Rosewood Church at Epicenter of Flood Relief
On Sunday morning, October 4, Rosewood Baptist Church Pastor Bob Morgan and a few lay leaders met to check the church building following the flooding in the area overnight. Morning services were cancelled, and the group tended to minor leaks and reinforced other areas before leaving the church property. Then Morgan’s phone rang.
Across town by the Broad River, a homeless shelter was quickly filling with water. Desperate for another place to relocate close to 100 people already living in the winter shelter, the president of The United Way called the one person he knew who could mobilize volunteers quickly, Bill Dieckmann, director of missions at the Columbia Metro Baptist Association.
“(President) Mac Bennett and I have worked together since Hurricane Katrina and, when he needs help, he knows to call the Baptists,” Dieckmann said. With Rosewood Church’s gym in mind, Dieckmann called Morgan to inquire about using the space for the homeless people.
“I thought it was a great opportunity to minister and help, and to challenge our church at the same time,” Morgan said, acknowledging that neither he nor the church had ever done anything like the project set before them.

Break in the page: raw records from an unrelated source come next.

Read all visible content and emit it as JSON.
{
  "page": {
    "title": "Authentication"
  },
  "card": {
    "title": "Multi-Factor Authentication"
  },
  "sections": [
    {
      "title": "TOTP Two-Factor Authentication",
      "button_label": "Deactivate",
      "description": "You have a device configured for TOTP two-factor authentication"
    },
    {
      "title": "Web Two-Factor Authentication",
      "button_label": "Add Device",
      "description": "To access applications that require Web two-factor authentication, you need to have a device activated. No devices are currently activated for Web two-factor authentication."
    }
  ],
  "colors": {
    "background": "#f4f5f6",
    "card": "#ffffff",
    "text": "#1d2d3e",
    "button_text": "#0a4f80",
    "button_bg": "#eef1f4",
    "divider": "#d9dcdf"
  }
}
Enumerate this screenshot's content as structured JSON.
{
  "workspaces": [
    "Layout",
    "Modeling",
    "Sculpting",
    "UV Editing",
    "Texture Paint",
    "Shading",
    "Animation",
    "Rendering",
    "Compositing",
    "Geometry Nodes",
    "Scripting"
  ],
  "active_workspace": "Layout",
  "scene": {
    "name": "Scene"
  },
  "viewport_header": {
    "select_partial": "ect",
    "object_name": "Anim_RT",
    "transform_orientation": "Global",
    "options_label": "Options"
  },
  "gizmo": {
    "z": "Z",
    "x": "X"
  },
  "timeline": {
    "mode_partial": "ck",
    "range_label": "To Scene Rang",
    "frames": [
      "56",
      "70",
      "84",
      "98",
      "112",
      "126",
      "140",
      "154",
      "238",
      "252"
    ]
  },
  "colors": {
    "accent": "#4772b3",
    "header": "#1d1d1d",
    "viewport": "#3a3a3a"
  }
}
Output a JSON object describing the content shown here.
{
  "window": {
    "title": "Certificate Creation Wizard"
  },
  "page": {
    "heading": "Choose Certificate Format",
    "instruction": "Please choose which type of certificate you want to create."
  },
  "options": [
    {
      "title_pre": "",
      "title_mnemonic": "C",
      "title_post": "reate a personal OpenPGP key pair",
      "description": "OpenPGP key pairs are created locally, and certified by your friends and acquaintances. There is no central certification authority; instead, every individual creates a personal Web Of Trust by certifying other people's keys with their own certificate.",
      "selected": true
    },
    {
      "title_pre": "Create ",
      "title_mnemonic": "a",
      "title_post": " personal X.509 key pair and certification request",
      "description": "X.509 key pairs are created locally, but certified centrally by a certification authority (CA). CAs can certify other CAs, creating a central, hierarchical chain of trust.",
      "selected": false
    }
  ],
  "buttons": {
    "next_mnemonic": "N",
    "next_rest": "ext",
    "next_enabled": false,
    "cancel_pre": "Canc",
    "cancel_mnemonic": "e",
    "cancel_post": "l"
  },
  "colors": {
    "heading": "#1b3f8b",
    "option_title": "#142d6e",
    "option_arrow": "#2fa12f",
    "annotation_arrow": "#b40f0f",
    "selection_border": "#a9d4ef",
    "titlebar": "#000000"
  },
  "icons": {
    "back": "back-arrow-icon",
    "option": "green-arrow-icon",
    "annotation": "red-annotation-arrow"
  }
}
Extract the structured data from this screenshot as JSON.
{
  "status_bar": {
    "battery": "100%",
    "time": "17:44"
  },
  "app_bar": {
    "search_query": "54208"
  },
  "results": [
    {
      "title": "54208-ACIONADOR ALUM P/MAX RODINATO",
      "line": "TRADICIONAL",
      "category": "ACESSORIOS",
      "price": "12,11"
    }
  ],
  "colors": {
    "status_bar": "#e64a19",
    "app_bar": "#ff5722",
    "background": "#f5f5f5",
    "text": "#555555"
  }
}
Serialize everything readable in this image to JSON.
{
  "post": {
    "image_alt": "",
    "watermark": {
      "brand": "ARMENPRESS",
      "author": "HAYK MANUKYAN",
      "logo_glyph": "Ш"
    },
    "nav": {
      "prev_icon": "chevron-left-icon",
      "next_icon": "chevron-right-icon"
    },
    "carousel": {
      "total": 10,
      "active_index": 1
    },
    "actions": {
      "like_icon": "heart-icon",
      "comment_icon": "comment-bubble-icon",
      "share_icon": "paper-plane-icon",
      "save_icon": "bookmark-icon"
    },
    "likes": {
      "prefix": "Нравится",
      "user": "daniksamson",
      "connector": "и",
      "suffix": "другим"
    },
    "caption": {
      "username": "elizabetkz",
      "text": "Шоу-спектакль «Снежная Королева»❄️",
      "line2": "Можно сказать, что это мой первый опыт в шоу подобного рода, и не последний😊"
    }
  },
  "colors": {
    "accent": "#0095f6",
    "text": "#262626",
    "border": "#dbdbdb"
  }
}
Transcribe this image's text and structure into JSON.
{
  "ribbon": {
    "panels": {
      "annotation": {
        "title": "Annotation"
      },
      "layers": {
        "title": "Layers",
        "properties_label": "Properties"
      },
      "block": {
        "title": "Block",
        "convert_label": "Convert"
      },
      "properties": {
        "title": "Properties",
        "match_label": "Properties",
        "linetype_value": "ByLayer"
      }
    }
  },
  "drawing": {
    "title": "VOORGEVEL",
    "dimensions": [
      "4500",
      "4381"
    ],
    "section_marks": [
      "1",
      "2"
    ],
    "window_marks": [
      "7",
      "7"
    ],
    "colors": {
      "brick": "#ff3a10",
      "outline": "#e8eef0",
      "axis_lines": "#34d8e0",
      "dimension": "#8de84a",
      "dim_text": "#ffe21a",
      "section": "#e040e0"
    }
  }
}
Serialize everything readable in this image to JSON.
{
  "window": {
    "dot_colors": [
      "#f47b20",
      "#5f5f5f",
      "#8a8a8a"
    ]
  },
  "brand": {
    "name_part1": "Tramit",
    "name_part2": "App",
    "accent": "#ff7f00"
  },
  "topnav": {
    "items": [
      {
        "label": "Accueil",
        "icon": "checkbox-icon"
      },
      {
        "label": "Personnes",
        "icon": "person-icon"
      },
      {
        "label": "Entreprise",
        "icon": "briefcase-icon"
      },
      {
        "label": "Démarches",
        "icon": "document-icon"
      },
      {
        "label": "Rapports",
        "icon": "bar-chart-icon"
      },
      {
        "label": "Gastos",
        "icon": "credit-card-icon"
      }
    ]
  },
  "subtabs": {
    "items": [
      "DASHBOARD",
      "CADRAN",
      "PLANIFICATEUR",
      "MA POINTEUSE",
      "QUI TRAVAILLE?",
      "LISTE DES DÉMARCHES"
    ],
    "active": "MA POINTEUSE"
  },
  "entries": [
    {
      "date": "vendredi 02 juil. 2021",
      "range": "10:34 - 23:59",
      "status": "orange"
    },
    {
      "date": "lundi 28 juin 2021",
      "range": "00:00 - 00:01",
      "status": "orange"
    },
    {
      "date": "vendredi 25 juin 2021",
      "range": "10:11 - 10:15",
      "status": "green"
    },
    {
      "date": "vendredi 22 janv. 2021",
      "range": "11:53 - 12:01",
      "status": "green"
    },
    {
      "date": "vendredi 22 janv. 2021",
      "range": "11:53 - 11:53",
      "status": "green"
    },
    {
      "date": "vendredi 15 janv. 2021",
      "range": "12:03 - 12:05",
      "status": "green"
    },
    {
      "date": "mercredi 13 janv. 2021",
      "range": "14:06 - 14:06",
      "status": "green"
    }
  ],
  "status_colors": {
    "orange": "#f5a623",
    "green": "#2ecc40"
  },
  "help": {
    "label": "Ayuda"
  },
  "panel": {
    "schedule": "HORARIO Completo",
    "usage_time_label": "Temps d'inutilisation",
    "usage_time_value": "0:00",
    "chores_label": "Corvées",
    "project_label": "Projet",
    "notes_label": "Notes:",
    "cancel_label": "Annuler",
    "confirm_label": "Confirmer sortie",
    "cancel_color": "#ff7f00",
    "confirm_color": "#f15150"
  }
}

Over the next four hours, the church assembled a make-shift shelter complete with 75 borrowed cots and pipe-and-drape materials set up as privacy dividers. Church members pulled together food for a meal and items from the church’s clothing closet. By the time three city buses arrived with the flood victims at 2 p.m., the church was ready to welcome them and meet their basic needs. Dieckmann led the larger group in a prayer and said the heartbreaking stories of loss were immediately apparent.
“I saw a young lady about 12 years old walk in with no shoes on her feet; she was soaking wet and scared. One of the ladies gave her a hug and went to find dry clothes for her. Another woman who looked to be in her twenties arrived with only a long top on. She was shaking, nervous, and scared, and to see that church love on her was amazing,” he said.
Sadly, the flood victims would have to travel to several different locations that same evening as a result of the rising waters around town. After the church lost running water early Sunday evening, city buses carried the people to a local high school only to find its water was also out, and then finally to another area of town that still had running water.
“I’m so proud of Rosewood – they didn’t just put people on the buses and say goodbye, they loaded the bedding, got on the buses, went with them, and followed them all night,” Dieckmann said.
In the meantime, information spread through social media and word of mouth, and clothing, non-perishable food and other supplies began showing up at the Rosewood Church gym. The community response was so great that the gym shifted from a shelter to a functioning emergency relief site. Morgan estimated that over the next 10 days, the gym filled with donations and then was emptied of its contents about six times over again. Volunteers from Rosewood, other local churches, and the community worked from 8 a.m. to 7 p.m. each day in the gym coordinating and managing the relief efforts. Morgan reported seeing constant examples of God’s direction and provision.
A white envelope that read ‘From Erin’ contained three dollar bills inside with the message, ‘to you.’ A child offered her allowance from a piggy bank to help ‘a flood family.’ An older woman delivered a bag of items to share – one can of corn, a roll of toilet paper, and a box of Jell-O. A man from New Jersey found Rosewood Church through Google, called Morgan, and told him to expect a FedEx delivery the next day containing a monetary gift for relief efforts.
“God’s plan was greater than ours in this. We managed to have what was needed or knew how to find it in the moment. God is at work in the hearts of people here, as we are trying to be the church God has for us to be on Rosewood Drive,” Morgan said.
According to Randy Creamer, disaster relief director with the South Carolina Baptist Convention (SCBC), local churches can be one of the most valuable assets in the face of catastrophic events like flooding.
“The simple presence of a church does not guarantee their engagement in a time of crisis. It requires the sacrificial commitment of everyone – church staff, leaders, members – and is truly a team effort. I could never adequately express my gratitude for SCBC churches, like Rosewood Baptist, and associations that have stepped up all across our great state to be the body of Christ,” he said.
“Rosewood Baptist has been what I would consider an ‘epicenter church;’ they’re right there in the city and have been on the forefront of ministry from the first day,” said Sue Harmon, SCBC disaster relief operations manager.
At this time, Rosewood Church has transitioned to being a part of long-term relief care in the community. The contents of the gym have been moved to a permanent warehouse to be stored until needed. But now, as Dieckmann points out, the hard work really begins.
“The cameras and coverage will go away, and volunteers will go home, but there will still be people who have lost everything and are not back in their houses. The needs will continue for years, and that’s when the hard work really starts,” he said.
For his part, Morgan sees how God has worked throughout his church’s experience. “It’s been an affirmation to see that even in the middle of the flood, we are answering God’s call. I can’t control the flood, but I can say that this is what we will do in response to it,” he said.
“I’m just thankful Bob and Rosewood said ‘yes;’ I didn’t have a plan B,” Dieckmann said.